One of the biggest E-Verify advantages is that it is a free, easy-to-use internet-based system as employers can access it anytime, and anywhere directly from a web browser to instantly verify the employment eligibility of an employee. Finally, there have been efforts on the federal level to make E-Verify mandatory nationwide. Should this happen, those employers who have already been using E-Verify will already be familiar with the program.
Despite different E-Verify advantages, participation in this program does not protect employers from I-9 compliance audits or prevent the possibility of immigration raids. One of the E-Verify disadvantages is potential mismatch problems that carry a risk of false non-confirmations and expose employers to legal actions. To prevent this, employers need to provide proper notice and instructions for contesting a Tentative Non-Confirmation.
While E-Verify is free, employers need to dedicate time and resources to training and supervising staff to use the system and deal with the results of queries. This may not be a significant issue for large businesses, but in the case of smaller ones, any additional regulatory burden can dramatically limit productivity over time. Also, employers may not use the program intermittently.
Finally, enrolling in E-verify may lead to government audits of employer workforce data and, in the event of non-compliance through mistakes or missing deadlines, result in fines to the company. In other words, voluntarily entering information into this database increases the risk that the employer may be investigated and fined for intentional or unintentional violations.
Why Should Companies Take the E-Verify and I-9 Processes Seriously
E-Verify is a valuable tool for confirming that employees are authorized to work in the U.S, and with the potential for this program to become mandatory for all employers, now is the time to consider any immigration problems.
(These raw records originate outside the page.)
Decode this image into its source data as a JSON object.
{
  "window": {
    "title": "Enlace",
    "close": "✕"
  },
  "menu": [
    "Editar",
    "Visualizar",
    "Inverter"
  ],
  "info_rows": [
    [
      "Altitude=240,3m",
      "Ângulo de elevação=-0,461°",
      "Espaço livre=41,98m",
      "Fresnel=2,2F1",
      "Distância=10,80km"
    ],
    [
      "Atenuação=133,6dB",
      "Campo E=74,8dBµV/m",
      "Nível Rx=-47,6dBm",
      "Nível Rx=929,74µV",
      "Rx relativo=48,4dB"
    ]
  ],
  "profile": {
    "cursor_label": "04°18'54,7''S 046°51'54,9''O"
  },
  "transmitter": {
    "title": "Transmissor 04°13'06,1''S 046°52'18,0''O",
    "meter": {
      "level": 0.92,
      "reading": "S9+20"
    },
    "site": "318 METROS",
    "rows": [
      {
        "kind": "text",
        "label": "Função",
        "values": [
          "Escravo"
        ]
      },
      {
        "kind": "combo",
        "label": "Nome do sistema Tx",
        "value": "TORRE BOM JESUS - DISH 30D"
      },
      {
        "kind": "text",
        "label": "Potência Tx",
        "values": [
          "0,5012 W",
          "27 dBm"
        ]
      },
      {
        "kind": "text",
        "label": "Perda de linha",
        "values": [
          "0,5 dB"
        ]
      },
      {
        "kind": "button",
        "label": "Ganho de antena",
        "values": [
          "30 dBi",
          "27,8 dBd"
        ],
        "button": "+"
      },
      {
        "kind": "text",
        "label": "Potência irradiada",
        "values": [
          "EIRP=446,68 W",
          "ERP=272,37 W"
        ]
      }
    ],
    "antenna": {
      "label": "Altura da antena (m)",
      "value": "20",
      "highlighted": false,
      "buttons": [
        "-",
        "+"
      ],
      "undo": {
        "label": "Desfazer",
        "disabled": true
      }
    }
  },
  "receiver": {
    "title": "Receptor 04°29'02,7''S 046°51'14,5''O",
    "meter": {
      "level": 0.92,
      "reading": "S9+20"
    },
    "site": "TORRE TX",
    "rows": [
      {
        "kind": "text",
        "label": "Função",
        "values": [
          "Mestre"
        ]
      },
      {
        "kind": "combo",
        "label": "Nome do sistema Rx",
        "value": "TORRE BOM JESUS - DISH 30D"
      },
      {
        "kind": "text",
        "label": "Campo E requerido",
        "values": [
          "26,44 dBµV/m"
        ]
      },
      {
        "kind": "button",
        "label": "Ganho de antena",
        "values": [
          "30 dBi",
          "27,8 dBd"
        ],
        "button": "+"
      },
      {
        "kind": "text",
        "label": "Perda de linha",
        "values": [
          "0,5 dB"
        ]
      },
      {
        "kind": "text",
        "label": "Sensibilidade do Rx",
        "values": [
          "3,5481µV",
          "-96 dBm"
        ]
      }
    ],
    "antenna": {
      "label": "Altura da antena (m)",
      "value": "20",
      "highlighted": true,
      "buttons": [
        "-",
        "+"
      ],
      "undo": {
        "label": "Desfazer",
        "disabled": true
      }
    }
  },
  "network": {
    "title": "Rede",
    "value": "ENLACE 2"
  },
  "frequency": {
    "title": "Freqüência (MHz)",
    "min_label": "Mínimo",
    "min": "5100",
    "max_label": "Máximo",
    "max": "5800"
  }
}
E-Verify’s convenience, speed, and reassurance on the one side, as well as potential liability arising from information sharing, indicate that employers need to consider both E-Verify advantages and disadvantages before deciding whether to enroll.
The fact remains that Immigration and Customs Enforcement (ICE) has increased enforcement of work authorization requirements, demanding more companies than ever to submit to I-9 audits and E-Verify compliance. This should encourage employers to refine all policies regarding recruitment, Form I-9 training, independent audits and verifications, internal investigations, and termination procedures for employees found to be unauthorized. Also, failure to comply in this regard can be significantly reduced by outsourcing I-9 verification. This ensures efficient completion and storage of the Form I-9, eliminating paper forms that can be difficult to manage and internally audit while eliminating the risk of errors and audit fines.Ensure compliance with immigration regulations with a solution for automating the completion, signature, storage & tracking of I-9 Forms and E-Verify.